However, not all the bosses depict biblical or religious subjects. Two of the roof bosses represent the Wild Man, better known as the Green Man. I have referred to him by his former name because of the Green Man’s pre-Christian existence and consequent association with paganism.

The Order of the Garter was founded by Edward III in 1348. A Garter Stone has lain exposed in the ruins for many years and has now been moved into the north aisle. However, there were two large stones lying beside it preventing easy removal. When these stones were turned over they were both carved with the Order of the Garter with a Coats of Arms. None of them, so far, have been positively identified; any suggestions would be gratefully received.

Towards the east end of the aisle is a miscellany, a fragmentary group, of stones. They range through examples of a gargoyle, a grotesque, a corbel and two ambiguous pieces fashioned like legs and talons that may have come from the crossing tower. The group also includes some smaller architectural pieces and what appears to have been part of a Roman column. A fragmentary medieval broken cross slab with a tree of life carved on it has also been included. You will have to take my word for it but an eighteenth century inscription is carved on the underside. Furthermore, there are signs that a brass plaque was attached to it; recycling the stone for the third time. Finally, in this section, there is the top half of a stone which appears to be carved with the Cheshire Sheaf. It is dated 1585. I have assumed that the date relates to the passing of the church by Elizabeth I to the parish. As an aside our organ builders recently drew my attention to a stone on the interior north transept wall with the date 1589 carved on it. This would suggest that it marks the date the transepts were reduced to their present size.

Finally, there are three stones that don’t fit into a particular category. The first is the Nun’s stone, a rectangle of sandstone, carved with an inscription but as yet undated. The second is the Heart Stone which is placed next to the knight’s effigy. These stones represent a medieval practice where a man’s heart is interred separately from the body. It is a 13th-14th century practice that people generally associated with the Crusades. Lastly, there is a worn medieval sandstone statue. I understand that these are very rare as they were a target for the iconoclasts. The figure is bearded and we refer to him in the church as St John the Baptist.

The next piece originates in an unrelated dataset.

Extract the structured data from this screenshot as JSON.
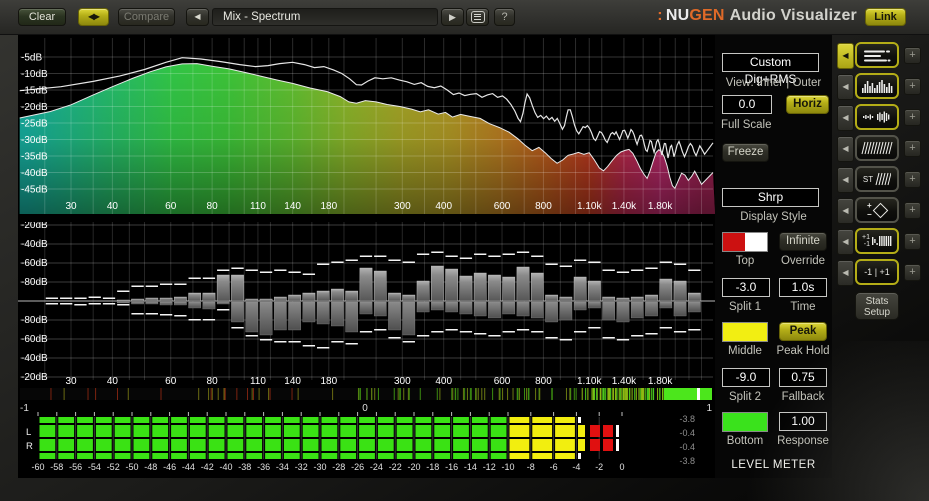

That ends the brief description of the stones. A long journey lies ahead. The north aisle roof and ceiling require urgent repairs before anything can be done about creating a public display of the St John’s stones and associated historical artefacts. Meanwhile, I would welcome any further information you might have about our stones.

The Romanesque capital depicting the ox

A Garter Stone with an heraldic shield.

The stone showing the date that (we think) the church was handed over to the parish. It has the date 1585 on it, and part of what looks like the Cheshire sheaf.